## AVAILABLE RECORDS
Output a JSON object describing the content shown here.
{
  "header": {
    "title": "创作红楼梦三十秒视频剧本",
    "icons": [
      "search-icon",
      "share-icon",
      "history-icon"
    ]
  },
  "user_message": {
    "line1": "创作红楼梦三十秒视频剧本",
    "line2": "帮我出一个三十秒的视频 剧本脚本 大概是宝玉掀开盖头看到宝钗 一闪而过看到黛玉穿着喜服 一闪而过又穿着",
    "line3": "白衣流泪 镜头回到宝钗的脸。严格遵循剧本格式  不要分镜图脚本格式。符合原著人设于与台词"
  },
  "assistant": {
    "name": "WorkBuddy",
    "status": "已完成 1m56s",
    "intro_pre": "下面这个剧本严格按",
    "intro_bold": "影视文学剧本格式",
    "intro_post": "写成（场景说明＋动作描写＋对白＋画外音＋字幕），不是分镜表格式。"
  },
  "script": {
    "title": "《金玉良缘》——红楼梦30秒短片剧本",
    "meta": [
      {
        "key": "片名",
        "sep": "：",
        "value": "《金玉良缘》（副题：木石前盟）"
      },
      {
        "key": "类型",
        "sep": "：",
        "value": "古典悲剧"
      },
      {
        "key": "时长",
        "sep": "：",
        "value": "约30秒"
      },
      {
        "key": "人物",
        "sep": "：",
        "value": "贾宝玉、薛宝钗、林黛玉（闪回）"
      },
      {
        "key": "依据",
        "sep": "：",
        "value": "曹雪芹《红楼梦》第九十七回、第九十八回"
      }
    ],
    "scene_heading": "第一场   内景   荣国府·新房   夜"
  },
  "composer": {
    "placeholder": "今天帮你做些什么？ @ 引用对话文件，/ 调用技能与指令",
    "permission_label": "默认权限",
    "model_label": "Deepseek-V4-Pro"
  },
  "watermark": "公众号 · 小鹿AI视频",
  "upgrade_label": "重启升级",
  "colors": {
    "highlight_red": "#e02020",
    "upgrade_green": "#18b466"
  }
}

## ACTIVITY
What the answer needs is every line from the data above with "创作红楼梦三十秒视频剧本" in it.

## RESPONSE
    "title": "创作红楼梦三十秒视频剧本",
    "line1": "创作红楼梦三十秒视频剧本",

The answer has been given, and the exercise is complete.